### Prompt
A word-for-word copy of the records below is required.
++++ Data listing ++++
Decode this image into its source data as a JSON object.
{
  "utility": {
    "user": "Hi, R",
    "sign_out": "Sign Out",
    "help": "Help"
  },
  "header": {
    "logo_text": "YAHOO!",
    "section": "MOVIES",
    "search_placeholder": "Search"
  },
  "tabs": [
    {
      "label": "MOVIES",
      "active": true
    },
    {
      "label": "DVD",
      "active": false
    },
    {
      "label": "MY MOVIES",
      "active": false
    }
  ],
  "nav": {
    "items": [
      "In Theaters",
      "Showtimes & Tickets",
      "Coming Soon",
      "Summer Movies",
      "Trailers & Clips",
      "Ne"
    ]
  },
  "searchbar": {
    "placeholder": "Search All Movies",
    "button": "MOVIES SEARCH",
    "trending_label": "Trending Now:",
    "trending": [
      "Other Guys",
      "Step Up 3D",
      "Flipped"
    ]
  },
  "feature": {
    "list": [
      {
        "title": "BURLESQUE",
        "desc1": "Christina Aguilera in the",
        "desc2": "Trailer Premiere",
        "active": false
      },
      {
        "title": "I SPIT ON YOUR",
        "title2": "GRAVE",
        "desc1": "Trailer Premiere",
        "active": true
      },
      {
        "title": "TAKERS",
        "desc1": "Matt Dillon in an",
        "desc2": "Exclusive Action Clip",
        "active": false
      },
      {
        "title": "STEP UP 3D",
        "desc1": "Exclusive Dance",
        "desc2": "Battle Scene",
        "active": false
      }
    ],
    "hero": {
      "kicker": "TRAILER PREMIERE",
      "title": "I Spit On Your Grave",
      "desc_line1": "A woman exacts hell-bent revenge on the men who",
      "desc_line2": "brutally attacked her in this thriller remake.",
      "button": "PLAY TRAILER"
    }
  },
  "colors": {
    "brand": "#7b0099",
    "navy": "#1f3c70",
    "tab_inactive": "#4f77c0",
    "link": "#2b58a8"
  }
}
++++
### Problem solution
Decode this image into its source data as a JSON object.
{
  "utility": {
    "user": "Hi, R",
    "sign_out": "Sign Out",
    "help": "Help"
  },
  "header": {
    "logo_text": "YAHOO!",
    "section": "MOVIES",
    "search_placeholder": "Search"
  },
  "tabs": [
    {
      "label": "MOVIES",
      "active": true
    },
    {
      "label": "DVD",
      "active": false
    },
    {
      "label": "MY MOVIES",
      "active": false
    }
  ],
  "nav": {
    "items": [
      "In Theaters",
      "Showtimes & Tickets",
      "Coming Soon",
      "Summer Movies",
      "Trailers & Clips",
      "Ne"
    ]
  },
  "searchbar": {
    "placeholder": "Search All Movies",
    "button": "MOVIES SEARCH",
    "trending_label": "Trending Now:",
    "trending": [
      "Other Guys",
      "Step Up 3D",
      "Flipped"
    ]
  },
  "feature": {
    "list": [
      {
        "title": "BURLESQUE",
        "desc1": "Christina Aguilera in the",
        "desc2": "Trailer Premiere",
        "active": false
      },
      {
        "title": "I SPIT ON YOUR",
        "title2": "GRAVE",
        "desc1": "Trailer Premiere",
        "active": true
      },
      {
        "title": "TAKERS",
        "desc1": "Matt Dillon in an",
        "desc2": "Exclusive Action Clip",
        "active": false
      },
      {
        "title": "STEP UP 3D",
        "desc1": "Exclusive Dance",
        "desc2": "Battle Scene",
        "active": false
      }
    ],
    "hero": {
      "kicker": "TRAILER PREMIERE",
      "title": "I Spit On Your Grave",
      "desc_line1": "A woman exacts hell-bent revenge on the men who",
      "desc_line2": "brutally attacked her in this thriller remake.",
      "button": "PLAY TRAILER"
    }
  },
  "colors": {
    "brand": "#7b0099",
    "navy": "#1f3c70",
    "tab_inactive": "#4f77c0",
    "link": "#2b58a8"
  }
}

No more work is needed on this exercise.